One of the ironies of Donald Trump's engagement policy with North Korea over the past two years, is that while he praises the "beautiful letters" he has received from Kim Jong-un, he has done nothing to ease the "maximum pressure" sanctions that he imposed in 2017 when the U.S. president was in his "fire and fury" phase. Trump's refusal to move the needle is a key reason why Kim is now threatening to pursue a more aggressive course in dealing with the U.S. at the end of the year.

Sanctions are a blunt instrument that often hurts ordinary people rather than their intended target of the elite. Little attention has been paid to how international sanctions have affected the lives of the average North Korean.

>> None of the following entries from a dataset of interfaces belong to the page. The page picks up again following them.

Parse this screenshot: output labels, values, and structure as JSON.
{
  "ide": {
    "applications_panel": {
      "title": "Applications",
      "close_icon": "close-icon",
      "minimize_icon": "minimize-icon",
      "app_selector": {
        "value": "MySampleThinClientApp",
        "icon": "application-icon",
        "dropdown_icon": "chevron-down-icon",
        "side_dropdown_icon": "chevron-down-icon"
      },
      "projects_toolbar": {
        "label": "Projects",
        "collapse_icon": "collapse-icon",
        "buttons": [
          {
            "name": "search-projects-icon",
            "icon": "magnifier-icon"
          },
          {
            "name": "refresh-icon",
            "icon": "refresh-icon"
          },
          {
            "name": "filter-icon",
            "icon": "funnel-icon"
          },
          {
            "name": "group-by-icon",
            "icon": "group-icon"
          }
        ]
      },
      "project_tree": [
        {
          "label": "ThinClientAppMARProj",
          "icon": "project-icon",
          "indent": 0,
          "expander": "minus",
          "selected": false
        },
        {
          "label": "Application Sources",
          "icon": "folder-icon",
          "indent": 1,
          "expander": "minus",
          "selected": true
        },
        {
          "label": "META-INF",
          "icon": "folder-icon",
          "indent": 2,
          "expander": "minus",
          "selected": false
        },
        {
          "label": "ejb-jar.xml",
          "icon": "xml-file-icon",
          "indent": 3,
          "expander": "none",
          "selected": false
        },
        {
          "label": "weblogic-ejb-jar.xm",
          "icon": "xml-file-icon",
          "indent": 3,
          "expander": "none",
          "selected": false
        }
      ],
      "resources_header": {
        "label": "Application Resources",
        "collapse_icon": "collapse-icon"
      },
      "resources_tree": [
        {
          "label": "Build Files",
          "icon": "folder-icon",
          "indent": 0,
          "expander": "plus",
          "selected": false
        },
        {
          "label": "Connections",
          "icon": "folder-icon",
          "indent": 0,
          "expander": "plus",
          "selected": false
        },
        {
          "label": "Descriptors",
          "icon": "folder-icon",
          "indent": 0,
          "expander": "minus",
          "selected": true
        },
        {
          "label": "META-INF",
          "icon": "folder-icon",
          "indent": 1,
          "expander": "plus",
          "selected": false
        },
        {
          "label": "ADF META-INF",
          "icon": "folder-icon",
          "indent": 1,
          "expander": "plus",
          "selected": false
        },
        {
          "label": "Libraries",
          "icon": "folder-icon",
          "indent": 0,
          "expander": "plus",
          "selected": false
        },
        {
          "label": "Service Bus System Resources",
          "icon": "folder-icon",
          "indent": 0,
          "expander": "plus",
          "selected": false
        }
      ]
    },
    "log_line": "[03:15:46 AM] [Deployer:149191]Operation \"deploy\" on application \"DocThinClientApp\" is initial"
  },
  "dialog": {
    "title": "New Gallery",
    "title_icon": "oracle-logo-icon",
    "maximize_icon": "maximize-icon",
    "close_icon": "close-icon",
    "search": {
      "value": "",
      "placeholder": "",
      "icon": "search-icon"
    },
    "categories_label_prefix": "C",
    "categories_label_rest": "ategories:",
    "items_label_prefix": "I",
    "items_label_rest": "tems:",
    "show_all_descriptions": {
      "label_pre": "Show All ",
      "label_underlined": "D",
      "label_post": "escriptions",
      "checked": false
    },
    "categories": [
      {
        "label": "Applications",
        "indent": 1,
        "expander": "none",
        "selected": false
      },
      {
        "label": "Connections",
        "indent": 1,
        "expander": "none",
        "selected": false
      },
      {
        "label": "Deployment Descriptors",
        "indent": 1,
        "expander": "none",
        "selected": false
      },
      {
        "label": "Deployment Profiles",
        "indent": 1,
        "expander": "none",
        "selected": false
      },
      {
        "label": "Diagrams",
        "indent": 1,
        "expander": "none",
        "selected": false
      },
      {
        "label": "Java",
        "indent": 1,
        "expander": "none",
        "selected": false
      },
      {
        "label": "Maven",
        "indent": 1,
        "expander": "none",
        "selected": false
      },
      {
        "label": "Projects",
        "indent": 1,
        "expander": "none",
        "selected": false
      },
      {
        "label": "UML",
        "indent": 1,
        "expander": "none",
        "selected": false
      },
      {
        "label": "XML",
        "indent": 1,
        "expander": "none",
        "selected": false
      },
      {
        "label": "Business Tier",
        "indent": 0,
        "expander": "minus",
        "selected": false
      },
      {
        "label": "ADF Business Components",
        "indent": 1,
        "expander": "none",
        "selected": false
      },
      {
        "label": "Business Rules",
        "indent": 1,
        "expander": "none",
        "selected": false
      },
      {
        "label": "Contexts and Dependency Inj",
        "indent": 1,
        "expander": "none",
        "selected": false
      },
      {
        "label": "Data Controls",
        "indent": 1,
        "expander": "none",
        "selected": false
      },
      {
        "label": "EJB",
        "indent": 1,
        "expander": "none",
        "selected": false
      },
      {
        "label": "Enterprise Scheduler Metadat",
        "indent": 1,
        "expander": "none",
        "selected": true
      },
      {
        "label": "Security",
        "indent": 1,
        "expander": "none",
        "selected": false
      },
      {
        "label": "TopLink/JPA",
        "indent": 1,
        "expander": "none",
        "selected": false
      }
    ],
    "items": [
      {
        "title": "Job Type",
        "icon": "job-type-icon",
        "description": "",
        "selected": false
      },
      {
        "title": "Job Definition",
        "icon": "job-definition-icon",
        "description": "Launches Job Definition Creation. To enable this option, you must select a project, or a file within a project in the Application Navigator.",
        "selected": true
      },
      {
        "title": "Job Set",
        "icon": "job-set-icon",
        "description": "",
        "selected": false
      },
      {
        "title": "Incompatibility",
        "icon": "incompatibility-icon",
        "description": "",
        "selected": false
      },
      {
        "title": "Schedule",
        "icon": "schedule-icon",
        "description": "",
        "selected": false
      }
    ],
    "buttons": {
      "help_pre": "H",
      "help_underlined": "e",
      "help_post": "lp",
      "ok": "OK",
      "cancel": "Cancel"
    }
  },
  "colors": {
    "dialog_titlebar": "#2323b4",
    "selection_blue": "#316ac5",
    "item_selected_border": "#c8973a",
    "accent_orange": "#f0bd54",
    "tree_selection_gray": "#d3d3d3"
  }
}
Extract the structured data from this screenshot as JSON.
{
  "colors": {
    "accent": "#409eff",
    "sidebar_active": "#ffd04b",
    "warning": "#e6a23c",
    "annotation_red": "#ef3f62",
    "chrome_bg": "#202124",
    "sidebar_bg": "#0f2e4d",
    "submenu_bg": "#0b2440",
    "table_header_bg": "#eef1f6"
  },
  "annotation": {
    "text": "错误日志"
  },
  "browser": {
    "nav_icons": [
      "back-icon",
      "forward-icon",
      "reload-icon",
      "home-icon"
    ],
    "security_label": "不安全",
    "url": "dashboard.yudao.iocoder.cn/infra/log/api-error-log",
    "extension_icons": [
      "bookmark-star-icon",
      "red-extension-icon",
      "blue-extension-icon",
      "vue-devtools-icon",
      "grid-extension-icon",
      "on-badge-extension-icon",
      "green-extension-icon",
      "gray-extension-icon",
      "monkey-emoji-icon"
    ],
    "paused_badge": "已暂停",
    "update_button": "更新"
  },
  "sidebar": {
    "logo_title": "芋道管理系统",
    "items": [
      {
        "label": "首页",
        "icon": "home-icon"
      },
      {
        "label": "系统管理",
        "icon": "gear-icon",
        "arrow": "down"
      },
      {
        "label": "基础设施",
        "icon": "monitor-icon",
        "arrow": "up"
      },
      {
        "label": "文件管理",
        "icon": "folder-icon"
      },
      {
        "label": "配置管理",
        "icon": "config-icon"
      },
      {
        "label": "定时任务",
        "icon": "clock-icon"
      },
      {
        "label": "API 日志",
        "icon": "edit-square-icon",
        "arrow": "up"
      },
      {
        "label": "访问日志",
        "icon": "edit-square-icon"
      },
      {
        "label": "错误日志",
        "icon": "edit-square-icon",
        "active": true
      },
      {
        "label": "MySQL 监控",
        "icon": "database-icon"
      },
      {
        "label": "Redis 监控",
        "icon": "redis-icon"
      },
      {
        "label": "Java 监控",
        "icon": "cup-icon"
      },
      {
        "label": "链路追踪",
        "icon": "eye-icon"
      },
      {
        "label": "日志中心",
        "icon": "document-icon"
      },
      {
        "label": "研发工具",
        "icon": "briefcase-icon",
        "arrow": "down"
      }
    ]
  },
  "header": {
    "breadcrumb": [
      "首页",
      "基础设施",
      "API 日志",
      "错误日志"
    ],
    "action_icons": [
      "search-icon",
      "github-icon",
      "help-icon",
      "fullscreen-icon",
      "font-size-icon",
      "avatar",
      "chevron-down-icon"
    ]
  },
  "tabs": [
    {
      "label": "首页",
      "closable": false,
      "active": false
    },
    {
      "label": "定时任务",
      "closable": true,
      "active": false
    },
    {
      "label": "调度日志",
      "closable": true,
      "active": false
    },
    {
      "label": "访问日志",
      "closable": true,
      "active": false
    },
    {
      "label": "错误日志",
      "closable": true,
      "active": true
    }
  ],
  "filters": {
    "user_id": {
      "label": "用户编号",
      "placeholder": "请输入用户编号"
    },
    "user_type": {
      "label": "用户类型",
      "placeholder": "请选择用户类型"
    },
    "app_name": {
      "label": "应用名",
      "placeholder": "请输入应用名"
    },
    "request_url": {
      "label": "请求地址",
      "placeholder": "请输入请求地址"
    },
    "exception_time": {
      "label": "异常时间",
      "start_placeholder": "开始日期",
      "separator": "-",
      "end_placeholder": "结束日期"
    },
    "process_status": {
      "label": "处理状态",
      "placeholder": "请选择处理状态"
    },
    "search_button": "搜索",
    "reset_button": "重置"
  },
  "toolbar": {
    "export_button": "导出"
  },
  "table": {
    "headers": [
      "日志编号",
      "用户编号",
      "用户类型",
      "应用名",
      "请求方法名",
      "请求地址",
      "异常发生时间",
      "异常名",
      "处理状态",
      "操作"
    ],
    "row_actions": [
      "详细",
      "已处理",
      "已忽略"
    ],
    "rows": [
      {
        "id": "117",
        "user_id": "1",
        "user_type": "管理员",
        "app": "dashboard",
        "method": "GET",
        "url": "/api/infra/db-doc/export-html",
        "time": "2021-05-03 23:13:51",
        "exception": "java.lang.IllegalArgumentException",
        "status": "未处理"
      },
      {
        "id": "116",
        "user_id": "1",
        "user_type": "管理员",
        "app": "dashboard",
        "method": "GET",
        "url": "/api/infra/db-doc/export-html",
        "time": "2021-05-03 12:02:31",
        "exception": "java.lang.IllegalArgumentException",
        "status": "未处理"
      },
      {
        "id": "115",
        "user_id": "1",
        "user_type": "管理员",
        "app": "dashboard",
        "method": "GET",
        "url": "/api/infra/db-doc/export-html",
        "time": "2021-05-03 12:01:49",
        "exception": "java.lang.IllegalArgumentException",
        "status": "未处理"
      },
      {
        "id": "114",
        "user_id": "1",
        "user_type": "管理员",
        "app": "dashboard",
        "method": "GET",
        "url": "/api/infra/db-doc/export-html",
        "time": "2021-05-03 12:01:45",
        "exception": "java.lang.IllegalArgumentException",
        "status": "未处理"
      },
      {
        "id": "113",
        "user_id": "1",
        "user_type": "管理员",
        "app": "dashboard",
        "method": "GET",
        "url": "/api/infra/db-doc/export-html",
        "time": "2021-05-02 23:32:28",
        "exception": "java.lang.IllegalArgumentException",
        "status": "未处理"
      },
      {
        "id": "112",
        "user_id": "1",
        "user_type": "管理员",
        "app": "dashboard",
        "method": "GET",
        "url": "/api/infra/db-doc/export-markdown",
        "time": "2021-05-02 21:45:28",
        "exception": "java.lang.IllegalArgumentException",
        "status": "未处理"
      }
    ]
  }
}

But a recent report, "The Human Costs and Gendered Impact of Sanctions on North Korea," commissioned by the activist women's group Korea Peace Now, attempts to address their effect on humanitarian aid and development programs in the country.

"There is increasing evidence that the sanctions regime on [North Korea] is having adverse humanitarian consequences," the report concludes, since it is causing a shortage of medical supplies, reduced agricultural production and less access to potable water.

Although the U.N. sanctions are not supposed to affect........

© The Korea Times